My most ambitious project, though, is a series of pseudo-historic beers where I apply some age-old techniques and ingredients to modern recipes to see what sort of effect they have. I've been doing a lot of reading lately on English ales from the 18th and 19th century and wanted to try my hand at some of the now largely obsolete approaches they took. I plan to use large quantities of old-fashioned toasted grains, like Amber and Brown Malt, which were the main specialty grains in British beer before the technology existed to make Chocolate Malt and Roasted Barley. I also bought a 50 lb. (yes, fifty pound) sack of Maris Otter malt from Warminster Maltings to use as the backbone for all of these beers. These self-proclaimed Malt-Stars hand-select barley from local farms to undergo a traditional floor-malting process identical to that used 200+ years ago, resulting in a richer, more robust base malt. I hope that using Maris Otter consistently will add a distinctively British flair that will tie all of the beers together. On the process end of things, I hope to employ techniques such as barrel-aging, souring, and the blending of different beers, both fresh and old, to create new concoctions.
The first beer in the series is a Mild Porter. The goal was to make something slightly roastier than a modern Brown Porter, but not quite as heavy on the coffee notes as a Robust Porter. I wanted to use a substantial amount of Brown Malt as the main flavor component, but incorporate some roasted malts to relate it back to modern beer. The term "Mild" in contemporary British brewing means low in alcohol, but 200 years ago that wasn't necessarily the case. "Mild" denoted beer intended to be consumed fresh, whereas "Keeping" beer was intended for aging. This recipe was designed to be mid-strength so that I could split the batch for both Mild and Keeping Porter. Two gallons of Mild Porter were bottled from the batch, whereas the additional three gallons were racked onto charred oak and pitched with a mixed culture of wild yeast.
The Mild Porter is delicious right now, albeit slightly darker and roastier than I anticipated. Next batch, I'll likely scale back the Chocolate Malt. It also had some fermentation issues. The gravity stuck at about 1.035 and wouldn't finish, so I added additional yeast, which went to town and dried the beer more than anticipated.
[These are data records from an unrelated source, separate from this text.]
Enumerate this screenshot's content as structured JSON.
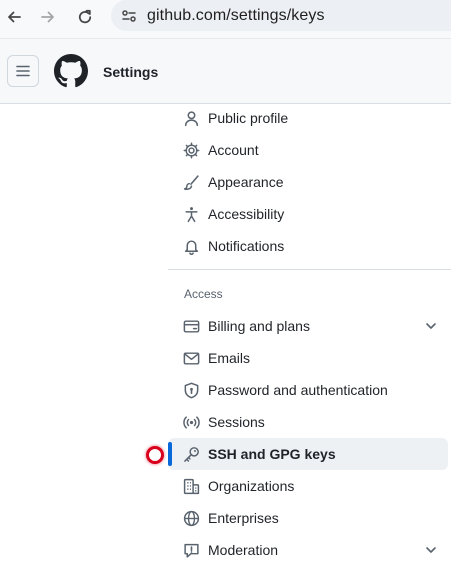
{
  "browser": {
    "url": "github.com/settings/keys"
  },
  "header": {
    "title": "Settings"
  },
  "nav": {
    "items": [
      {
        "label": "Public profile",
        "icon": "person-icon"
      },
      {
        "label": "Account",
        "icon": "gear-icon"
      },
      {
        "label": "Appearance",
        "icon": "paintbrush-icon"
      },
      {
        "label": "Accessibility",
        "icon": "accessibility-icon"
      },
      {
        "label": "Notifications",
        "icon": "bell-icon"
      }
    ],
    "access_heading": "Access",
    "access_items": [
      {
        "label": "Billing and plans",
        "icon": "credit-card-icon",
        "expandable": true
      },
      {
        "label": "Emails",
        "icon": "mail-icon"
      },
      {
        "label": "Password and authentication",
        "icon": "shield-lock-icon"
      },
      {
        "label": "Sessions",
        "icon": "broadcast-icon"
      },
      {
        "label": "SSH and GPG keys",
        "icon": "key-icon",
        "active": true
      },
      {
        "label": "Organizations",
        "icon": "organization-icon"
      },
      {
        "label": "Enterprises",
        "icon": "globe-icon"
      },
      {
        "label": "Moderation",
        "icon": "report-icon",
        "expandable": true
      }
    ]
  },
  "colors": {
    "active_indicator": "#0969da",
    "active_background": "#eef1f4",
    "click_marker": "#d9001b"
  }
}
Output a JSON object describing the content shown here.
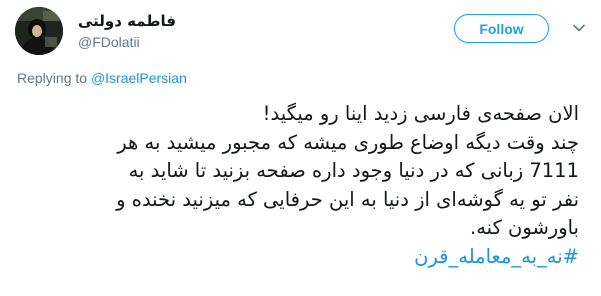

It could probably use a touch more residual sugar. That being said, it tastes fantastic and has some of the most phenomenal aromatics I've coaxed from a beer thus far. The Brown Malt makes itself particularly apparent here, with a rich, warming scent reminiscent of the crust on freshly baked bread. It isn't exactly a warm weather beer, but its delicious enough that I don't mind at all.
The Keeping Porter is still fermenting with the wild yeast, and will continue to do so for the next few months, but when it's ready to go, a portion will be bottled straight and another will be blended. I'll be sure to document both of those here for your reading pleasure. Check out the recipe below and enjoy!
Yield: 5 Gallons
7-1/2 lbs. of Maris Otter Malt
1 lb. of Brown Malt
1 lb. of Crystal Malt 40L
5 oz. of Chocolate Malt 350L
3 oz. of Smoked Malt
3/4 oz. of Northern Brewer Hops (60 min.)
3/4 oz. of Fuggle Hops (20 min.)
1 tsp of Irish Moss (20 min.)
1/2 tsp of Yeast Nutrient (10 min.)
1/4 oz. of Northern Brewer Hops (End of Boil)
1/4 oz. of Fuggle Hops (End of Boil)
4 oz. of Molasses (End of Boil)
Wyeast 1028 London Ale Yeast
1. Mash grains at 155 degrees for 60 minutes.
2. Sparge at 175 degrees.
3. Boil for 60 minutes following the above schedule.
4. Cool rapidly and transfer to carboy, leaving sediment behind.
5. Pitch yeast, aerate carbon and secure with airlock or blow-off.
6. Ferment at 70 degrees for two weeks.
7. Bottle directly from primary. No secondary fermentation is needed.
Original Gravity: 1.058
Final Gravity: 1.009
SRM: 23 (Dark Brown to Black)